**INFORMATION GIVEN**
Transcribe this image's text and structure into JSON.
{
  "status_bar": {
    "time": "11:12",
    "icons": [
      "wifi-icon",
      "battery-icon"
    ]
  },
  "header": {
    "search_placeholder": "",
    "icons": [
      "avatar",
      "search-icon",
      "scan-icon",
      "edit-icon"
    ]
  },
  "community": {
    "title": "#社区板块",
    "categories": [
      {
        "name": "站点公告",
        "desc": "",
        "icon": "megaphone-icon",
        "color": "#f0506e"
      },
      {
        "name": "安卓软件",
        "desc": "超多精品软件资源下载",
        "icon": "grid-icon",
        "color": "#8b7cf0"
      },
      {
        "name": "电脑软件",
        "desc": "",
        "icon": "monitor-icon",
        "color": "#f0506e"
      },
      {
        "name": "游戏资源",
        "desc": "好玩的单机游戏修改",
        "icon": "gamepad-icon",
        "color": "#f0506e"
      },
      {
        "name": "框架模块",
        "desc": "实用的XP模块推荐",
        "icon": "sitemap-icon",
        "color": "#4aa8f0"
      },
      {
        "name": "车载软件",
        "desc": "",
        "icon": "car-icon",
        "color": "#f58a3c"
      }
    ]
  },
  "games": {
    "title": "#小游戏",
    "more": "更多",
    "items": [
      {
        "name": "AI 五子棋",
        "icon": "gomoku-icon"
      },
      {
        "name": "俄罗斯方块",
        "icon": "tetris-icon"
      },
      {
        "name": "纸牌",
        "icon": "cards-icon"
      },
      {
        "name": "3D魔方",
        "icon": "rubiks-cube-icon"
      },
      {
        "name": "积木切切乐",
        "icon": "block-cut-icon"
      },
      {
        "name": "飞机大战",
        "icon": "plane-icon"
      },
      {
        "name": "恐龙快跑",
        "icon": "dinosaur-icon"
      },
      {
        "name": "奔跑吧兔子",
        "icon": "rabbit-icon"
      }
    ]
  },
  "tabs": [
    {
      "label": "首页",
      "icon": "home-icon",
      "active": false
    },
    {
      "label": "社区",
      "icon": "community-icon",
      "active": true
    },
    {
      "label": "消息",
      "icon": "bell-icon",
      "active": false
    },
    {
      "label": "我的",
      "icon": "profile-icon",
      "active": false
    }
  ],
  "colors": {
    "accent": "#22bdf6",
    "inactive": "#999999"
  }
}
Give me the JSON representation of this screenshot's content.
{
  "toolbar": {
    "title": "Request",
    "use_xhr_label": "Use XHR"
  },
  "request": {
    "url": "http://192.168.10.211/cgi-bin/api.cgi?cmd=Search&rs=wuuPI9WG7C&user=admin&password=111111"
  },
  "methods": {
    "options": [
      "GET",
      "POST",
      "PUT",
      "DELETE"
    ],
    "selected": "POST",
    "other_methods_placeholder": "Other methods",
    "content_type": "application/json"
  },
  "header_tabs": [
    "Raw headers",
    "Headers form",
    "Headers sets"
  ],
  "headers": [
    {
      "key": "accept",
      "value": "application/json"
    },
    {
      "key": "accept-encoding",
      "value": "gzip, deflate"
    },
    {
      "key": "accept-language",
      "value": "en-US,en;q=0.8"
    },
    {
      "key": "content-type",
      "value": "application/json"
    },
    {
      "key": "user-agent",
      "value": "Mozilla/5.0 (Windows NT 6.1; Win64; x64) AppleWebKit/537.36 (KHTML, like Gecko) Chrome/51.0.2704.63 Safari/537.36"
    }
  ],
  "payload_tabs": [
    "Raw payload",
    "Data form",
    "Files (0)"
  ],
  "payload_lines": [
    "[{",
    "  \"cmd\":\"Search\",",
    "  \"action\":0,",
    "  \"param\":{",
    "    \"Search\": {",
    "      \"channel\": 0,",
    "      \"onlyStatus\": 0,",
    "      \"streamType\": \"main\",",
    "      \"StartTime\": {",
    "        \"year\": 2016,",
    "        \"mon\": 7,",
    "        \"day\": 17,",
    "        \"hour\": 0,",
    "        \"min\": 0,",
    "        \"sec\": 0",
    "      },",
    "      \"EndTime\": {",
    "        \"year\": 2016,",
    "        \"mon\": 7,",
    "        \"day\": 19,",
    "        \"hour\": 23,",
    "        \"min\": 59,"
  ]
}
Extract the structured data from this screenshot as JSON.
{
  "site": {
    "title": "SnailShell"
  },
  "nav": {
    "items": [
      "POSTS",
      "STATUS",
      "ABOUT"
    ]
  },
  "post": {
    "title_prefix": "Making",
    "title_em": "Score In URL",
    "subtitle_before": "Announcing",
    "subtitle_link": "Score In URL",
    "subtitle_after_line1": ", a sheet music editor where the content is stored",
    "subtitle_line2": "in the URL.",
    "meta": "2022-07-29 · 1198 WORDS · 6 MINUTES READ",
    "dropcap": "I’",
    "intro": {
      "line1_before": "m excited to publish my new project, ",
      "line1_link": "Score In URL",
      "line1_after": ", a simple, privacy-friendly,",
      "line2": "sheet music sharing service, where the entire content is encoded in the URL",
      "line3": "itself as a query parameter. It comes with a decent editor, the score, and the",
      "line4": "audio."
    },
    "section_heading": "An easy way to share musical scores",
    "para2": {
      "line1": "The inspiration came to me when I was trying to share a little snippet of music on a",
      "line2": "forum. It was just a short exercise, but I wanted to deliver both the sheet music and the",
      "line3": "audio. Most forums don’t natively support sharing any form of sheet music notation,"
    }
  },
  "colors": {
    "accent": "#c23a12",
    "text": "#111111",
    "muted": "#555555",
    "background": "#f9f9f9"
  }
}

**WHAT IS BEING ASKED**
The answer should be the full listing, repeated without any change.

**REPLY**
Transcribe this image's text and structure into JSON.
{
  "status_bar": {
    "time": "11:12",
    "icons": [
      "wifi-icon",
      "battery-icon"
    ]
  },
  "header": {
    "search_placeholder": "",
    "icons": [
      "avatar",
      "search-icon",
      "scan-icon",
      "edit-icon"
    ]
  },
  "community": {
    "title": "#社区板块",
    "categories": [
      {
        "name": "站点公告",
        "desc": "",
        "icon": "megaphone-icon",
        "color": "#f0506e"
      },
      {
        "name": "安卓软件",
        "desc": "超多精品软件资源下载",
        "icon": "grid-icon",
        "color": "#8b7cf0"
      },
      {
        "name": "电脑软件",
        "desc": "",
        "icon": "monitor-icon",
        "color": "#f0506e"
      },
      {
        "name": "游戏资源",
        "desc": "好玩的单机游戏修改",
        "icon": "gamepad-icon",
        "color": "#f0506e"
      },
      {
        "name": "框架模块",
        "desc": "实用的XP模块推荐",
        "icon": "sitemap-icon",
        "color": "#4aa8f0"
      },
      {
        "name": "车载软件",
        "desc": "",
        "icon": "car-icon",
        "color": "#f58a3c"
      }
    ]
  },
  "games": {
    "title": "#小游戏",
    "more": "更多",
    "items": [
      {
        "name": "AI 五子棋",
        "icon": "gomoku-icon"
      },
      {
        "name": "俄罗斯方块",
        "icon": "tetris-icon"
      },
      {
        "name": "纸牌",
        "icon": "cards-icon"
      },
      {
        "name": "3D魔方",
        "icon": "rubiks-cube-icon"
      },
      {
        "name": "积木切切乐",
        "icon": "block-cut-icon"
      },
      {
        "name": "飞机大战",
        "icon": "plane-icon"
      },
      {
        "name": "恐龙快跑",
        "icon": "dinosaur-icon"
      },
      {
        "name": "奔跑吧兔子",
        "icon": "rabbit-icon"
      }
    ]
  },
  "tabs": [
    {
      "label": "首页",
      "icon": "home-icon",
      "active": false
    },
    {
      "label": "社区",
      "icon": "community-icon",
      "active": true
    },
    {
      "label": "消息",
      "icon": "bell-icon",
      "active": false
    },
    {
      "label": "我的",
      "icon": "profile-icon",
      "active": false
    }
  ],
  "colors": {
    "accent": "#22bdf6",
    "inactive": "#999999"
  }
}
Give me the JSON representation of this screenshot's content.
{
  "toolbar": {
    "title": "Request",
    "use_xhr_label": "Use XHR"
  },
  "request": {
    "url": "http://192.168.10.211/cgi-bin/api.cgi?cmd=Search&rs=wuuPI9WG7C&user=admin&password=111111"
  },
  "methods": {
    "options": [
      "GET",
      "POST",
      "PUT",
      "DELETE"
    ],
    "selected": "POST",
    "other_methods_placeholder": "Other methods",
    "content_type": "application/json"
  },
  "header_tabs": [
    "Raw headers",
    "Headers form",
    "Headers sets"
  ],
  "headers": [
    {
      "key": "accept",
      "value": "application/json"
    },
    {
      "key": "accept-encoding",
      "value": "gzip, deflate"
    },
    {
      "key": "accept-language",
      "value": "en-US,en;q=0.8"
    },
    {
      "key": "content-type",
      "value": "application/json"
    },
    {
      "key": "user-agent",
      "value": "Mozilla/5.0 (Windows NT 6.1; Win64; x64) AppleWebKit/537.36 (KHTML, like Gecko) Chrome/51.0.2704.63 Safari/537.36"
    }
  ],
  "payload_tabs": [
    "Raw payload",
    "Data form",
    "Files (0)"
  ],
  "payload_lines": [
    "[{",
    "  \"cmd\":\"Search\",",
    "  \"action\":0,",
    "  \"param\":{",
    "    \"Search\": {",
    "      \"channel\": 0,",
    "      \"onlyStatus\": 0,",
    "      \"streamType\": \"main\",",
    "      \"StartTime\": {",
    "        \"year\": 2016,",
    "        \"mon\": 7,",
    "        \"day\": 17,",
    "        \"hour\": 0,",
    "        \"min\": 0,",
    "        \"sec\": 0",
    "      },",
    "      \"EndTime\": {",
    "        \"year\": 2016,",
    "        \"mon\": 7,",
    "        \"day\": 19,",
    "        \"hour\": 23,",
    "        \"min\": 59,"
  ]
}
Extract the structured data from this screenshot as JSON.
{
  "site": {
    "title": "SnailShell"
  },
  "nav": {
    "items": [
      "POSTS",
      "STATUS",
      "ABOUT"
    ]
  },
  "post": {
    "title_prefix": "Making",
    "title_em": "Score In URL",
    "subtitle_before": "Announcing",
    "subtitle_link": "Score In URL",
    "subtitle_after_line1": ", a sheet music editor where the content is stored",
    "subtitle_line2": "in the URL.",
    "meta": "2022-07-29 · 1198 WORDS · 6 MINUTES READ",
    "dropcap": "I’",
    "intro": {
      "line1_before": "m excited to publish my new project, ",
      "line1_link": "Score In URL",
      "line1_after": ", a simple, privacy-friendly,",
      "line2": "sheet music sharing service, where the entire content is encoded in the URL",
      "line3": "itself as a query parameter. It comes with a decent editor, the score, and the",
      "line4": "audio."
    },
    "section_heading": "An easy way to share musical scores",
    "para2": {
      "line1": "The inspiration came to me when I was trying to share a little snippet of music on a",
      "line2": "forum. It was just a short exercise, but I wanted to deliver both the sheet music and the",
      "line3": "audio. Most forums don’t natively support sharing any form of sheet music notation,"
    }
  },
  "colors": {
    "accent": "#c23a12",
    "text": "#111111",
    "muted": "#555555",
    "background": "#f9f9f9"
  }
}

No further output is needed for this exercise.